China has recently earmarked $100 billion to develop its chip sector, which is a global laggard despite years of investment in companies like SMIC. China is currently the world's largest chip buyer, since it manufactures many of the devices that are powered by such high-tech components. But that manufacturing work has far lower margins than actual chip production, and Beijing wants to capture more of the latter market as part of a broader bid to move its manufacturing up the value chain.
A number of Chinese companies have been tapping Beijing's recent largess, most notably a group based at Tsinghua University, China's leading sciences university. That group, led by names like Unigroup and Unisplendour, has formed tie-ups with the likes of Hewlett Packard (NYSE:HPE) and Intel, and has also attempted to buy or purchase stakes in big US memory chip names like Micron (NASDAQ:MU) and Western Digital (NYSE:WDC).

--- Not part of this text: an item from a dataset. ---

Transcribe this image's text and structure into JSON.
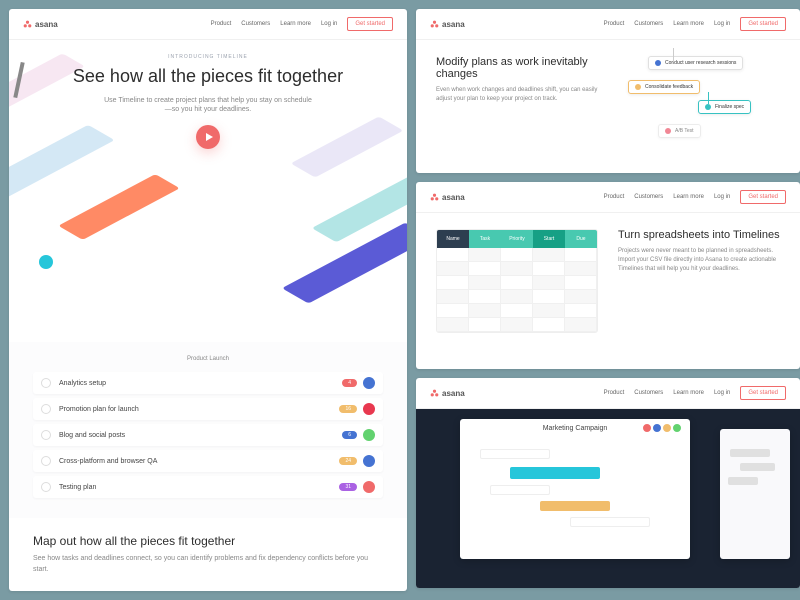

Building a Solid Foundation
But to date, SMIC's name has largely been absent from the group taking advantage of Beijing's largess, as management worked to put the company on a more stable footing after a turbulent period about 5 years ago. After years of losses, the company is now squarely profitable, reporting its net earnings rose 50 percent to $97.6 million in this year's second quarter as revenue reached a record high (company announcement).
With a relatively solid foundation in place, SMIC now appears to be embarking on a new phase aimed at taking another attempt to challenge Taiwanese peers TSMC and UMC (NYSE:UMC) that do the actual manufacturing of chips for the likes of Apple (NASDAQ:AAPL) and Qualcomm (NASDAQ:QCOM). And now we're seeing the company fully intends to take advantage of Beijing's largess as part of that strategy.
I admitted at the outset of this post that I haven't followed SMIC too closely for a while, since it has been in a rebuilding mode for much of the last 5 years. It's still far from clear if it can succeed with this new plant, since more than money is needed to do well in the highly competitive space. But some excitement is clearly returning to the company and its laggard stock, and its improving financial situation and strong government support could boost SMIC's chances of finally finding a place in the global chip-manufacturing sector.